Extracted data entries
════════════════

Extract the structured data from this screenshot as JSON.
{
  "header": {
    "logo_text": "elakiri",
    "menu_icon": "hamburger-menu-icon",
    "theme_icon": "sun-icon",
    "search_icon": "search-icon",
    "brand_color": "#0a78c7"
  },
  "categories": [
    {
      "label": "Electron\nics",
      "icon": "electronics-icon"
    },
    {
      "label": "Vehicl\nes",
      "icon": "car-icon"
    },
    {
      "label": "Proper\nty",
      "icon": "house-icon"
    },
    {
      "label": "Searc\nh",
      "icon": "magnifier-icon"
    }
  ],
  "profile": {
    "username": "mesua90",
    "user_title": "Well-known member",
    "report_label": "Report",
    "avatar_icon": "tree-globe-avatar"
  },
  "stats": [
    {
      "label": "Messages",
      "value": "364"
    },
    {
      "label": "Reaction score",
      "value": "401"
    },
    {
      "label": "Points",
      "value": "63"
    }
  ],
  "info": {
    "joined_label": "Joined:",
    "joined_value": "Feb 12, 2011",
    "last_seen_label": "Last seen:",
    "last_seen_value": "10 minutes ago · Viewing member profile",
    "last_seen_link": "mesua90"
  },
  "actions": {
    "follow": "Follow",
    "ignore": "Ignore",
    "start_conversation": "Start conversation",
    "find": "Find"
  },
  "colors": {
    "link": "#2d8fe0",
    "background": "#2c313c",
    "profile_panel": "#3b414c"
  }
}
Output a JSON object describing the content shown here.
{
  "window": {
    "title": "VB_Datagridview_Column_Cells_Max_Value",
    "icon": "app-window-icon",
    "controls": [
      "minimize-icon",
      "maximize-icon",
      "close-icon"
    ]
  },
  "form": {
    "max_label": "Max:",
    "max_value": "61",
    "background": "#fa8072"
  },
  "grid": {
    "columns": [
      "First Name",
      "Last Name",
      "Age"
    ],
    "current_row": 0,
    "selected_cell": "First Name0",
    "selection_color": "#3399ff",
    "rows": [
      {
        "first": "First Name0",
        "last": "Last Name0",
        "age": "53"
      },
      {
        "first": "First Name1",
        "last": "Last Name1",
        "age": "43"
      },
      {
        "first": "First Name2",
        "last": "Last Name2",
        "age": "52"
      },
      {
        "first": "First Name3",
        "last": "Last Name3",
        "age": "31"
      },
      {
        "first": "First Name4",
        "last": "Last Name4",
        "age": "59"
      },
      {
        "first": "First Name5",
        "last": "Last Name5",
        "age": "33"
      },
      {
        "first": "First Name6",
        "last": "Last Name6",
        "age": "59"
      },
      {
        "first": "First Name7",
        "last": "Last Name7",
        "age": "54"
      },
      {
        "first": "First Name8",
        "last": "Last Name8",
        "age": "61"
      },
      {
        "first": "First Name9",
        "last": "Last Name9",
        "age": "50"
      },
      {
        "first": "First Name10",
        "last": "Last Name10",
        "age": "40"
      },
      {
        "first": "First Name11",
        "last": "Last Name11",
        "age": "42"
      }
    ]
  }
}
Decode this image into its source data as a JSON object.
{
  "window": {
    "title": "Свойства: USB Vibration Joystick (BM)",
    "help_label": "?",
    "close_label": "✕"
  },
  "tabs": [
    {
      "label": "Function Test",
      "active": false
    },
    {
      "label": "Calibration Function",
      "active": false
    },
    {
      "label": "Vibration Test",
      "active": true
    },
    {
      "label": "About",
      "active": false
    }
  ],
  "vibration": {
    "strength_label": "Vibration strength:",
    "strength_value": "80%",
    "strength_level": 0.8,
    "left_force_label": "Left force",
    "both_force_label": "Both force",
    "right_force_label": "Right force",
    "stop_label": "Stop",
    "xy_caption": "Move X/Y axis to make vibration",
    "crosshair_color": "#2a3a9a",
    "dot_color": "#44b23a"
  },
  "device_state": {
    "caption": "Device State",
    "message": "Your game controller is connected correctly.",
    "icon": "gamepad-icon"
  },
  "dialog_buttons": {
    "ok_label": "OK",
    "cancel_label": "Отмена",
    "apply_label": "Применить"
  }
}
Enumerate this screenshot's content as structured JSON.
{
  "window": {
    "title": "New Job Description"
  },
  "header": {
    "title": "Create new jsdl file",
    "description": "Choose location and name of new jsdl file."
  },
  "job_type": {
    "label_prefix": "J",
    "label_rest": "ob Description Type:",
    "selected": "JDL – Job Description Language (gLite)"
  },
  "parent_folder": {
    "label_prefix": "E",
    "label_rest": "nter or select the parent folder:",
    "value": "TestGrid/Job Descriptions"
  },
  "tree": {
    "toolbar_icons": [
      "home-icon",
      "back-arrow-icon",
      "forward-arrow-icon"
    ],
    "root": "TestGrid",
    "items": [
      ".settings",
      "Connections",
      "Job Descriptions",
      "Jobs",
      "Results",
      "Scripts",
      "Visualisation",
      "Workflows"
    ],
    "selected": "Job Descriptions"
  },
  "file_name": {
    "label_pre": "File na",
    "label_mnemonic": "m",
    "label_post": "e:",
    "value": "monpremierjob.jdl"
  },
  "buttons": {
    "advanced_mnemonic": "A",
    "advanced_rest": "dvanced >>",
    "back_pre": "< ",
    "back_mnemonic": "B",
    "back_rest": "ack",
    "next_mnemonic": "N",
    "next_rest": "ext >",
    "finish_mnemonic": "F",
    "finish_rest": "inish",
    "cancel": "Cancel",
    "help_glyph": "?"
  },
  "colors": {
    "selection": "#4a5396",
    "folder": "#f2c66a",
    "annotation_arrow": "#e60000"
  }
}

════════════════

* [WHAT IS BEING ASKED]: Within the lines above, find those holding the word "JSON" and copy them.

* [THE ANSWER]:
Extract the structured data from this screenshot as JSON.
Output a JSON object describing the content shown here.
Decode this image into its source data as a JSON object.
Enumerate this screenshot's content as structured JSON.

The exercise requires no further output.